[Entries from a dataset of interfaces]

┄┄┄┄┄┄┄┄┄┄

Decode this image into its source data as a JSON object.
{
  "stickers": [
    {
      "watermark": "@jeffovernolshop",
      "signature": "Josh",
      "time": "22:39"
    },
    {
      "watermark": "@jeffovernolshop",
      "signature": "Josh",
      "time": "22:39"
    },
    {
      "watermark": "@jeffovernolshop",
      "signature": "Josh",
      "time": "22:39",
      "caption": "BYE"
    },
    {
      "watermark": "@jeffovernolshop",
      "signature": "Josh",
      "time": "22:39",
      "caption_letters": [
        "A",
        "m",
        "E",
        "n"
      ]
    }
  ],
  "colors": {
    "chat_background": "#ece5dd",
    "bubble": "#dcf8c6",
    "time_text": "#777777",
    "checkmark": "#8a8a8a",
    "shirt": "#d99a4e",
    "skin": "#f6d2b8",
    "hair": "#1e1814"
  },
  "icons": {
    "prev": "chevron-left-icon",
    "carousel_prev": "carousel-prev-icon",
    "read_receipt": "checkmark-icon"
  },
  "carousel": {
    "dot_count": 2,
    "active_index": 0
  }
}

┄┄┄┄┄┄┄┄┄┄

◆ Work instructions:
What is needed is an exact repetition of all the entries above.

◆ Solution for this task:
Decode this image into its source data as a JSON object.
{
  "stickers": [
    {
      "watermark": "@jeffovernolshop",
      "signature": "Josh",
      "time": "22:39"
    },
    {
      "watermark": "@jeffovernolshop",
      "signature": "Josh",
      "time": "22:39"
    },
    {
      "watermark": "@jeffovernolshop",
      "signature": "Josh",
      "time": "22:39",
      "caption": "BYE"
    },
    {
      "watermark": "@jeffovernolshop",
      "signature": "Josh",
      "time": "22:39",
      "caption_letters": [
        "A",
        "m",
        "E",
        "n"
      ]
    }
  ],
  "colors": {
    "chat_background": "#ece5dd",
    "bubble": "#dcf8c6",
    "time_text": "#777777",
    "checkmark": "#8a8a8a",
    "shirt": "#d99a4e",
    "skin": "#f6d2b8",
    "hair": "#1e1814"
  },
  "icons": {
    "prev": "chevron-left-icon",
    "carousel_prev": "carousel-prev-icon",
    "read_receipt": "checkmark-icon"
  },
  "carousel": {
    "dot_count": 2,
    "active_index": 0
  }
}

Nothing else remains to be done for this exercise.